Jeff Rose hosts this week’s round-up of risk-related posts. From insurance riders to self-funding, data breaches and tobacco sales, there’s sure to be something to pique your interest in the latest edition of the Cavalcade of Risk at Life Insurance by Jeff.

PhARMA’s reputation

Written By: Jason Shafrin - Feb• 19•14

The pharma industry’s reputation is getting worse. Pharmafile reports that “35.4% said that multinational pharma companies had either an ‘excellent’ or ‘good’ reputation in 2013. While this is about the same result as in 2012, it is well below 2011 when 41% of respondents gave that answer.”

Below are the 2013 reputation rankings for different healthcare industries.

  1. Retail pharmacists, 61.9% (had either an ‘excellent’ or ‘good’ reputation)
  2. Medical-device companies, 54.9%
  3. Healthcare services (private sector), 51.1%
  4. Health insurers (not-for-profit), 42.8%
  5. Generic drug manufacturers, 41.5%
  6. Biotechnology companies, 40.6%
  7. Multinational pharma companies, 35.4%
  8. Health insurers (for-profit), 26.7 per cent.

Although patients view pharmaceutical companies negatively, they view for-profit health insurers as having the worst reputation.

30-day readmission rates

Written By: Jason Shafrin - Feb• 17•14

AHRQ has put together a nice infographic, which I show below.


Does putting health care report cards online matter?

Written By: Jason Shafrin - Feb• 16•14

Pennsylvania, through the Pennsylvania Health Care Cost Containment Council (PHC4), has been a pioneer in developing performance grades on Coronary Artery Bypass Craft Surgery for health care providers and posting them online.  Although PHC4 has published Pennsylvania’s Guide to Coronary Artery Bypass Graft Surgery since the early 1990s, these documents were paper documents and potentially difficult to access.  In 1998, the CABG report cards first appeared online.

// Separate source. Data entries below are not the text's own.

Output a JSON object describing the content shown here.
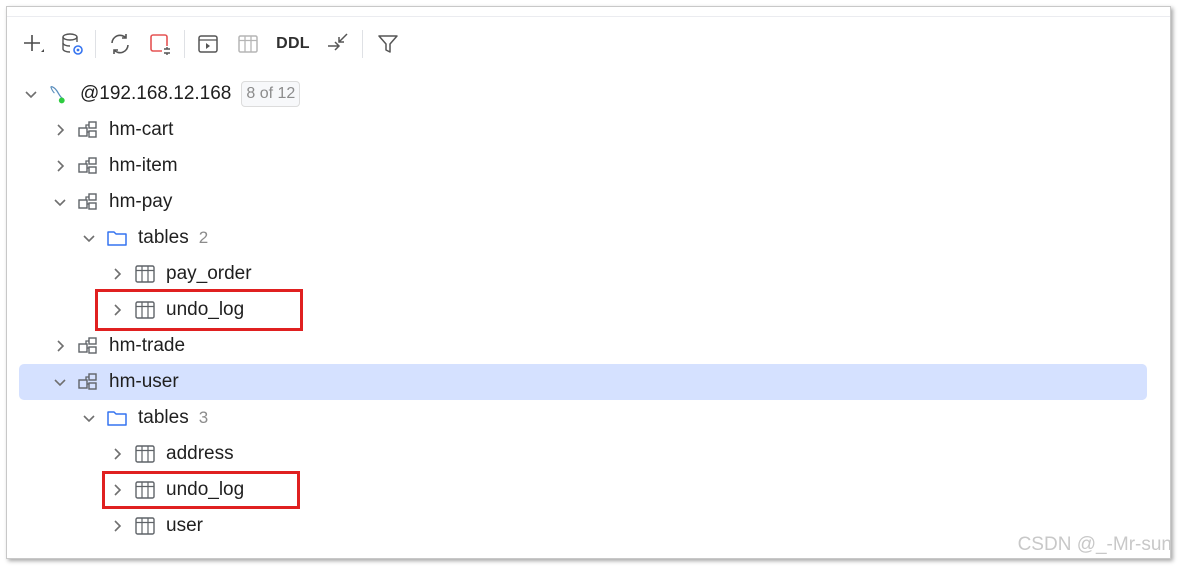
{
  "toolbar": {
    "new_icon": "plus-icon",
    "datasource_icon": "datasource-settings-icon",
    "refresh_icon": "refresh-icon",
    "disconnect_icon": "disconnect-icon",
    "console_icon": "console-icon",
    "table_icon": "table-view-icon",
    "ddl_label": "DDL",
    "jump_icon": "jump-to-source-icon",
    "filter_icon": "filter-icon"
  },
  "tree": {
    "connection": {
      "label": "@192.168.12.168",
      "badge": "8 of 12"
    },
    "nodes": [
      {
        "label": "hm-cart"
      },
      {
        "label": "hm-item"
      },
      {
        "label": "hm-pay"
      },
      {
        "label": "tables",
        "count": "2"
      },
      {
        "label": "pay_order"
      },
      {
        "label": "undo_log"
      },
      {
        "label": "hm-trade"
      },
      {
        "label": "hm-user"
      },
      {
        "label": "tables",
        "count": "3"
      },
      {
        "label": "address"
      },
      {
        "label": "undo_log"
      },
      {
        "label": "user"
      }
    ]
  },
  "colors": {
    "selection": "#d5e1ff",
    "highlight_border": "#e02020",
    "folder": "#3574f0",
    "connection_status": "#2ecc40"
  },
  "watermark": "CSDN @_-Mr-sun"
}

One paper by Chou et al. (2014) looks at whether the publication of the CABG report cards improved outcomes and whether the effect was larger in more competitive markets. The authors use data from PHC4′s inpatient database linked to information from the AHA’s Annual Survey of Hospitals.  The authors measure competition using the CABG HHI for each zipcode.
The authors find that “after the report cards went online, hospitals in more competitive markets used more resources per patient, and achieved lower mortality among more severely ill patients.”  Specifically, costs increased by 9.5% in the most competitive markets, but the mortality rate fell by 0.6 to 0.7 percentage points.

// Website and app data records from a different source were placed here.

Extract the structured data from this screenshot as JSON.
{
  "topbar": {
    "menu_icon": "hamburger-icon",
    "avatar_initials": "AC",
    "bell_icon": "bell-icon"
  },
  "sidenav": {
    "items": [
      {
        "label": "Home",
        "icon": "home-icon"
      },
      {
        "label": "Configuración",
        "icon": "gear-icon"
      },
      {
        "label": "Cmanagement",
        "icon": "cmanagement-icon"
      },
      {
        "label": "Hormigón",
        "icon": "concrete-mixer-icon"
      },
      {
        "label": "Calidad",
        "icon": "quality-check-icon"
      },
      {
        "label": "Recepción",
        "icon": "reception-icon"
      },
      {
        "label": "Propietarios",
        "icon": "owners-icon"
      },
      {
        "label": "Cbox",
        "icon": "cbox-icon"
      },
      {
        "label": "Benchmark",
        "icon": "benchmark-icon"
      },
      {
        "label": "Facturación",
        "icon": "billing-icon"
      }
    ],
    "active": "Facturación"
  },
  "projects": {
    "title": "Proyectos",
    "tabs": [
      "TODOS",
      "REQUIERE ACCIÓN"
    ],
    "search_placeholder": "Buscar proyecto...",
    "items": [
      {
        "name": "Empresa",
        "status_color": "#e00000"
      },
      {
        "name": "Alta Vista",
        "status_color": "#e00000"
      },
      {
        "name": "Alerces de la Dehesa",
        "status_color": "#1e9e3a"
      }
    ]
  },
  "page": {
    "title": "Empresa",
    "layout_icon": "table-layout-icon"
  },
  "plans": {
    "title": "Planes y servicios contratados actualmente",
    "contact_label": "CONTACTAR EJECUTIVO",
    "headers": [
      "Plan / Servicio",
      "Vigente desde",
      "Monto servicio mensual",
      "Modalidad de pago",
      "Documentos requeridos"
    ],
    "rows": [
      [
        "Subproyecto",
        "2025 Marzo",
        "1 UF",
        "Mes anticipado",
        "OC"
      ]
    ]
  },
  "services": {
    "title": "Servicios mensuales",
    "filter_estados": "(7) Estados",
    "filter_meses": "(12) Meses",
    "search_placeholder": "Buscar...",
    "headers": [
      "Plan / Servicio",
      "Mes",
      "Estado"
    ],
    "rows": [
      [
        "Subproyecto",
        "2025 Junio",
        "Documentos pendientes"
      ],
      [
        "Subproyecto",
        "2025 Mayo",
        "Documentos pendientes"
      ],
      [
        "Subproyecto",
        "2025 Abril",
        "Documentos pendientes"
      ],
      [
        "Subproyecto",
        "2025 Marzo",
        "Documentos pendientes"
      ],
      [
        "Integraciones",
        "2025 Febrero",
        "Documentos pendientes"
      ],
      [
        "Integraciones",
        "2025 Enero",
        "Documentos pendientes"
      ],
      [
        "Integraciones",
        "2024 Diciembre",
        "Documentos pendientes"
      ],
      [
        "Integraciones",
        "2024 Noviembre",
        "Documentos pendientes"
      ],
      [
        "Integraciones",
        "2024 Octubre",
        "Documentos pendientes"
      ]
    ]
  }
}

Friday Links

Written By: Jason Shafrin - Feb• 14•14


“Be Mine” Edition of Health Wonk Review

Written By: Jason Shafrin - Feb• 13•14

Who loves you, baby?

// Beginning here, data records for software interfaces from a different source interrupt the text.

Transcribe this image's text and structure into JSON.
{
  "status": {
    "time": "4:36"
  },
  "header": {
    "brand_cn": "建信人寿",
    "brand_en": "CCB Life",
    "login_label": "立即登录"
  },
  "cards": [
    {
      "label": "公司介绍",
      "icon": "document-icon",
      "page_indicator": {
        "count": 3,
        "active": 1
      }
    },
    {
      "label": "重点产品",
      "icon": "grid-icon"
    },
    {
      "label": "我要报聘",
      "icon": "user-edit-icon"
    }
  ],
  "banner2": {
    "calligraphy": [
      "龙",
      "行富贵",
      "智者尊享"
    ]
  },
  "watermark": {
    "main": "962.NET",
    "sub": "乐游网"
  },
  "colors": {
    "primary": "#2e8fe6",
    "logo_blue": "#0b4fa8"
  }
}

Steve Anderson does – he’s posted a great Valentine’s day themed Health Wonk Review at the HealthInsurance.org Blog.

Coming to a town near you?

Written By: Jason Shafrin - Feb• 12•14



Many people living outside the U.S., may find it odd that U.S. pharmacies–stores that provide products that are supposed to improve health–sell tobacco as well.  However, this practice may go the way of the dinosaur.  According to the New York Times, CVS Caremark, the country’s largest drugstore chain in overall sales, announced on Wednesday that it planned to stop selling cigarettes and other tobacco products by October.

The chief executive of CVS Larry J. Merlo, said “We came to the decision that cigarettes and providing health care just don’t go together in the same setting.”  In other words, they decided that they can make more money selling health care products than tobacco products.  

How will this effect smoking rates? My guess is that it will have little effect on smoking rates.  Removing CVS as a option to purchase cigarettes decreases the convenience factor for smokers.  Thus, in partial equilibrium, smoking should decrease.  However, suppliers will respond to this new equilibrium.  We could see new stores selling only tobacco pop-up to replace pharmacies.  Alternatively, regular smokers may already be turning to purchasing their cigarettes online.  Thus, in the general equilibrium, the decrease  in convenience factor is likely short-lived.

CVS’s decision may not have a large direct effect on smoking rates, but is part of a larger trend in the U.S. towards decreased prevalence of smoking.